A year ago, she could walk, though with shuffling steps, needing to be guided gently by her husband’s hand. He had to coax her, in her almost childlike uncertainty, to step through the door to the parking lot, encouraging her to take “Big steps!” But I never saw him grow impatient or frustrated. She chatters or hums softly sometimes, never quite coherently. As her mind grows further confused, her body has weakened too, and she now relies on a wheelchair. But her graying hair is always neatly brushed and braided, and she is dressed in corduroy pants and pretty cardigans.
Grizzled and weather-beaten, he is always a little tattered, his clothes covered with white paint. His hands are paint-splattered too, and rough, hinting at years of physical labor. They are gentle, guiding the wheelchair up to the altar, and his voice is cheerful as he coaxes her to open her mouth to receive the Body of Christ.
I’ve been watching this couple for the last two years at the little chapel that serves my office building. They’re less often at the 5 PM Mass than they used to be, and I worry a little when I don’t see them for a long time. I rather wish I’d known them when they were younger — I imagine they were a charming, vibrant pair, maybe childhood sweethearts or perhaps a late romance. In his eyes, I think she is still that beautiful young woman.
After a long day of work, I often go to Mass frustrated with my failings that day, or distracted by the thousand things I still have to do. When I first noticed the pair, I struggled not to be annoyed at her noises, but in time, I realized that she and her husband were a grace-filled inspiration. It’s hard to imagine a more sacrificial and faithful love than his – he’s clearly still working hard to support them, but he takes the time and the energy to bring her to daily Mass. He’s always attentive to her needs, and his attitude towards her is always one of deep love, not resignation to the situation.
Our world tosses away and devalues the elderly and special-needs individuals. We’re so focused on instant communication and transitory pleasures, we don’t know what to do with people who don’t fit our paradigm of a successful individual or relationship. Worse, we think we can decide that they’re useless members of society. And on a purely utilitarian level, it’s hard to make people understand the intrinsic injustice in that attitude. But on a spiritual level, there is nothing more obvious. This beautiful couple are not only sanctifying each other, despite her debilitation; they’re proving to the world around them that love can endure beyond human limitations.
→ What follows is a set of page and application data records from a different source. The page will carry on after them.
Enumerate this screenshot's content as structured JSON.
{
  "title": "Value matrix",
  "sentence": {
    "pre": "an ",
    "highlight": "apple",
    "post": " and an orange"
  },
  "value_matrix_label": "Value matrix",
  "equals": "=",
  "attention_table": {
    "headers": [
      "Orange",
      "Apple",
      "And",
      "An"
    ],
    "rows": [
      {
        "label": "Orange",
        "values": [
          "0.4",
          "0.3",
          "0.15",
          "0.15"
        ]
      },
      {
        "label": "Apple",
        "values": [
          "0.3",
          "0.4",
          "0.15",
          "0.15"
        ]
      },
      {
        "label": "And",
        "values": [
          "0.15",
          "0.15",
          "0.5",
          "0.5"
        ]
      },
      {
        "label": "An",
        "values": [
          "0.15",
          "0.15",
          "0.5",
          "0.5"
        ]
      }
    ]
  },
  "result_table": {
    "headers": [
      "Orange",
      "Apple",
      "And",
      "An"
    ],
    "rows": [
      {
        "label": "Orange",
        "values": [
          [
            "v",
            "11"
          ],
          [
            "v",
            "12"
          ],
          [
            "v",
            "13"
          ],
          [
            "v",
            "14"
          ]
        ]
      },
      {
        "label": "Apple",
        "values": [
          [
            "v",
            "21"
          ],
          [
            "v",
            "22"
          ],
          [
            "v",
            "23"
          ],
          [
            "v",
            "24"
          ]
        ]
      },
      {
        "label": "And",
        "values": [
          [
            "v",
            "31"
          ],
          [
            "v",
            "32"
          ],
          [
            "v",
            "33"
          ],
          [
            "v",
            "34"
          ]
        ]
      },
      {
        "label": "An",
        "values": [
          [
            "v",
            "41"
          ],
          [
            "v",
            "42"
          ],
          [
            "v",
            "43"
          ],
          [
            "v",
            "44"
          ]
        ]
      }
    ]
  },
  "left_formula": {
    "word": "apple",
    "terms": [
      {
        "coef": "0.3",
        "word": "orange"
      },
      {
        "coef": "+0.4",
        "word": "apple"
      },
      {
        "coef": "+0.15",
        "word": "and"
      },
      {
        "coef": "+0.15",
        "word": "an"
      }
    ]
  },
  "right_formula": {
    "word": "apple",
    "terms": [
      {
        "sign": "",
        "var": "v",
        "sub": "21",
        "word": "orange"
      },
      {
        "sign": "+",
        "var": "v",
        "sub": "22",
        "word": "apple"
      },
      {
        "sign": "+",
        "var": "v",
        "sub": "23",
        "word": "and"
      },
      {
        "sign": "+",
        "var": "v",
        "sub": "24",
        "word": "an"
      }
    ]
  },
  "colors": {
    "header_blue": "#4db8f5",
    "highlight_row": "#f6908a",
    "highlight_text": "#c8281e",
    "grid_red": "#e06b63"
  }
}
I only hope I can live up the example they’re giving me.
Copyright 2017 Rebecca Willen